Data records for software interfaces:

--

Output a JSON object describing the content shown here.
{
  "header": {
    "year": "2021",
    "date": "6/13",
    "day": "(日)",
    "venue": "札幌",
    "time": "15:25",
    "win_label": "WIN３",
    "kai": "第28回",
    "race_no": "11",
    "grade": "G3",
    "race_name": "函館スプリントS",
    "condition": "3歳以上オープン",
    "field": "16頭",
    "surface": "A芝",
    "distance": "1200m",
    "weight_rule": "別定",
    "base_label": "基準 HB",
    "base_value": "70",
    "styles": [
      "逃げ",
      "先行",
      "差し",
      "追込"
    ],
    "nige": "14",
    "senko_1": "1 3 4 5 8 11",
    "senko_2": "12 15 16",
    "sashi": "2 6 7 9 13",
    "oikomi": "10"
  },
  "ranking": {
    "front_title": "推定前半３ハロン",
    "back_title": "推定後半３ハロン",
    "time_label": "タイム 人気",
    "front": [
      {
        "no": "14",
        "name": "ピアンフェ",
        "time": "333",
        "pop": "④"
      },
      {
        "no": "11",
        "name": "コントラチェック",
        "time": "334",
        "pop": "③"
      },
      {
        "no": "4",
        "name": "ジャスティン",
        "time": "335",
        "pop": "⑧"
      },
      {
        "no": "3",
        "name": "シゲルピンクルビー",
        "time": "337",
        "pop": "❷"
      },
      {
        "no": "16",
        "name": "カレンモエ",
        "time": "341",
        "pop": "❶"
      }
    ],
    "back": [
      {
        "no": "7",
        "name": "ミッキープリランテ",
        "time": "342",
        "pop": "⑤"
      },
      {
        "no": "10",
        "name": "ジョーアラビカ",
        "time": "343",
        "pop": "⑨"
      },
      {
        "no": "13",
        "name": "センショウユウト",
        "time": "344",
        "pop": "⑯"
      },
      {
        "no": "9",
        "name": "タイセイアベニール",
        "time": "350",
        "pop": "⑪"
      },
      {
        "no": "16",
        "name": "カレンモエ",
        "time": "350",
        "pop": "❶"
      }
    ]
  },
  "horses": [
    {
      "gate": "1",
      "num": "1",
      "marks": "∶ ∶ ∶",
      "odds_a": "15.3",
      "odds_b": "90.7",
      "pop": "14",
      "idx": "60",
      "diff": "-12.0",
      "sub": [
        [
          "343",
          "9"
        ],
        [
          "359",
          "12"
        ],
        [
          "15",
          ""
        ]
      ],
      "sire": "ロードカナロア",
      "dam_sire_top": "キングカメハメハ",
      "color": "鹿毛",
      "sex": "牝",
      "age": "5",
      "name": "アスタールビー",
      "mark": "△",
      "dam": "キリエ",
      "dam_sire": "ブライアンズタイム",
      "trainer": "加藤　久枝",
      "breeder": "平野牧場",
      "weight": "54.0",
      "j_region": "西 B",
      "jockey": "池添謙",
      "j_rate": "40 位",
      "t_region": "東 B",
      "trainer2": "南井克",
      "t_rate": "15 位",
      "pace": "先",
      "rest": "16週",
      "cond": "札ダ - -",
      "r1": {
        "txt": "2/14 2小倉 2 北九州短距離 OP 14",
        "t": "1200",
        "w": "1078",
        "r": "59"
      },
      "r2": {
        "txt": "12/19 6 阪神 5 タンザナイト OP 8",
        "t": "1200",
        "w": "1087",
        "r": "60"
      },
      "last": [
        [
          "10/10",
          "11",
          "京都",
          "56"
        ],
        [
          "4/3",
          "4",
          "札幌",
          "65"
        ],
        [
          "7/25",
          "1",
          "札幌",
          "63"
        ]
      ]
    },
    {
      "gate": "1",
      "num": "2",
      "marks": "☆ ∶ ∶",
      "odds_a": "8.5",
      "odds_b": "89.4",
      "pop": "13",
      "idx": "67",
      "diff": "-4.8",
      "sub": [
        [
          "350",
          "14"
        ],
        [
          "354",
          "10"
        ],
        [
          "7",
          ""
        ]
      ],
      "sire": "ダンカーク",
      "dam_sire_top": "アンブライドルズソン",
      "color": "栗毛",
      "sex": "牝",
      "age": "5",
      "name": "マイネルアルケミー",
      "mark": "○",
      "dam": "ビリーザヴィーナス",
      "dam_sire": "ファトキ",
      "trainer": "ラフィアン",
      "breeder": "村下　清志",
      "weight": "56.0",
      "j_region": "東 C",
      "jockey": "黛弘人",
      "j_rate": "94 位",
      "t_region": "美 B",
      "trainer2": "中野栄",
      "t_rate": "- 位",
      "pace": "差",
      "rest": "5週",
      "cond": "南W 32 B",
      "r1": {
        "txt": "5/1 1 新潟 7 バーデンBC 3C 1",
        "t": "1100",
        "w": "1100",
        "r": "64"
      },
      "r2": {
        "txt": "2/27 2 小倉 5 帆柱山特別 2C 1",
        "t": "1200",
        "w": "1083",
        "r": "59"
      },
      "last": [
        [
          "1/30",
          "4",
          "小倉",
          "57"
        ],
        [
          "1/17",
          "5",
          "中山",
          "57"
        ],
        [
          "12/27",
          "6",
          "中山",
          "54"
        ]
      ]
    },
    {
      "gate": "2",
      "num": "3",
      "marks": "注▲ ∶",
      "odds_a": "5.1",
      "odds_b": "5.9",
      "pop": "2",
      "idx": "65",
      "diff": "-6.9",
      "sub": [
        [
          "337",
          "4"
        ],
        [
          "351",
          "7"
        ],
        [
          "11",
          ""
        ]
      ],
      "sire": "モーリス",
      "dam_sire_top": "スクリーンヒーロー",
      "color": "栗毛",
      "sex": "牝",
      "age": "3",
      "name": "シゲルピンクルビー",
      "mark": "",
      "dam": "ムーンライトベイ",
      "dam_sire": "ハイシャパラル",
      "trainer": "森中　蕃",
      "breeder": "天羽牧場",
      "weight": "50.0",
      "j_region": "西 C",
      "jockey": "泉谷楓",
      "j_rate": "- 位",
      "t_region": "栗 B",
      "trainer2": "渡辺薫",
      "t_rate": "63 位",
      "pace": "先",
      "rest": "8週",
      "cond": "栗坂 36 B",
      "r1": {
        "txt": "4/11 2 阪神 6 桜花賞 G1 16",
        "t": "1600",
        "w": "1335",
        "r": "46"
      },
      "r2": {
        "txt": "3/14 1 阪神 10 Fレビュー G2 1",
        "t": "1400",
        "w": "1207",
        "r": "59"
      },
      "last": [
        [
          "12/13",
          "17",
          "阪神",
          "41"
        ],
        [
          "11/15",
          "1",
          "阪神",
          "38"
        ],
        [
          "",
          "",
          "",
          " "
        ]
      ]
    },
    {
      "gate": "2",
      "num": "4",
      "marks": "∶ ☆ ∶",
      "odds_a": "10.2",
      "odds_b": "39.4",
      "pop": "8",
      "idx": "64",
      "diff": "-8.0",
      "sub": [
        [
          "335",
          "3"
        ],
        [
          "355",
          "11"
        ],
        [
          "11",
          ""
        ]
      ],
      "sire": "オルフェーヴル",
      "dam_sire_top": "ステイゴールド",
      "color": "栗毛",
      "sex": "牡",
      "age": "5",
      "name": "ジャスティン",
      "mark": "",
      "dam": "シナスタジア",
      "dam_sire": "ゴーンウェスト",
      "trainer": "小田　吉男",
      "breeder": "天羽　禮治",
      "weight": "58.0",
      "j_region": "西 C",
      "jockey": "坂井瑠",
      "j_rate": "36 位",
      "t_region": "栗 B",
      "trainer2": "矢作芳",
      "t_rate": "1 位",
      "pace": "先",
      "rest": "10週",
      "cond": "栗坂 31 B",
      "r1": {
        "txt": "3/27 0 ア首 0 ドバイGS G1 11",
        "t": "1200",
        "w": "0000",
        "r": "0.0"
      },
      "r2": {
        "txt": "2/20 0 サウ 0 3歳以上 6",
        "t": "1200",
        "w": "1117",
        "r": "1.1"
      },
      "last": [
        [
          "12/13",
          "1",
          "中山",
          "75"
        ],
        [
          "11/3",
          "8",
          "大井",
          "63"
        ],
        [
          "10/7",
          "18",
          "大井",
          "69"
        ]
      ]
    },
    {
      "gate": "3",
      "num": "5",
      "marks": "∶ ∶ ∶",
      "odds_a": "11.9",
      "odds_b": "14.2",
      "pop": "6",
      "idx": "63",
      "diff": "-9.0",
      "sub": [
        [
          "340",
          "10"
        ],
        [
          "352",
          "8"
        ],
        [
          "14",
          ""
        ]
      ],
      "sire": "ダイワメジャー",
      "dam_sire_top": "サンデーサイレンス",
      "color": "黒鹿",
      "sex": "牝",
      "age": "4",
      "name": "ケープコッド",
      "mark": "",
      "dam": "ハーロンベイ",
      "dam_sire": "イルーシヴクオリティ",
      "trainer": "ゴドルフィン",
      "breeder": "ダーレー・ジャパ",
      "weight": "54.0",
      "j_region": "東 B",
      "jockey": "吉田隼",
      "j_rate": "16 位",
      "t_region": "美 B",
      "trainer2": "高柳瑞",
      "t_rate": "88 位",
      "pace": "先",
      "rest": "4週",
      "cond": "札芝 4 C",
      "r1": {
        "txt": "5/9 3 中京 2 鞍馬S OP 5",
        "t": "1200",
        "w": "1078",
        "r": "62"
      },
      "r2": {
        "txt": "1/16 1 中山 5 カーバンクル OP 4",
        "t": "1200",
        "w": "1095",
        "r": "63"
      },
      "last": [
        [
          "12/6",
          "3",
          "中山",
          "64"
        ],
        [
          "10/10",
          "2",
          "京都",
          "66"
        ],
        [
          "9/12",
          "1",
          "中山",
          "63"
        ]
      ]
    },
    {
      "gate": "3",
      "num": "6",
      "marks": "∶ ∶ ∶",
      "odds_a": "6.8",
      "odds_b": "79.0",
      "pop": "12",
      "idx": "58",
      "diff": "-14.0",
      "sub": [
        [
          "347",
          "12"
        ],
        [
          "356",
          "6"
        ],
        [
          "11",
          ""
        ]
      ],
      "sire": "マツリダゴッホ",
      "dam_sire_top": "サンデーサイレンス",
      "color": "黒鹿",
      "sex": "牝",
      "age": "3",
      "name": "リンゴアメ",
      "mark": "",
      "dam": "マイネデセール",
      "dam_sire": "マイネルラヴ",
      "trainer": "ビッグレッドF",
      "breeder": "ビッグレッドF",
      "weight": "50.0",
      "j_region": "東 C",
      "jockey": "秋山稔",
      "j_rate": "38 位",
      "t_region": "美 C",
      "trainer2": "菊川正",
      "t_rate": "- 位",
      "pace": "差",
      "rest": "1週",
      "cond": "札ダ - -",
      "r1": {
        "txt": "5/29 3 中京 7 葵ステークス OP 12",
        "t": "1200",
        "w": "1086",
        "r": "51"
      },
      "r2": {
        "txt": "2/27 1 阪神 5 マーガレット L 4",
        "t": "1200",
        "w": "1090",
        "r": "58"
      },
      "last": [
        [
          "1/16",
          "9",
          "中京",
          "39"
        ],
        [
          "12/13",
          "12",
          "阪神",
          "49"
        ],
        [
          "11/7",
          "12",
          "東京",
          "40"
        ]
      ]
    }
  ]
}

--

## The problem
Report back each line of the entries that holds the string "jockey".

## Task result
      "jockey": "池添謙",
      "jockey": "黛弘人",
      "jockey": "泉谷楓",
      "jockey": "坂井瑠",
      "jockey": "吉田隼",
      "jockey": "秋山稔",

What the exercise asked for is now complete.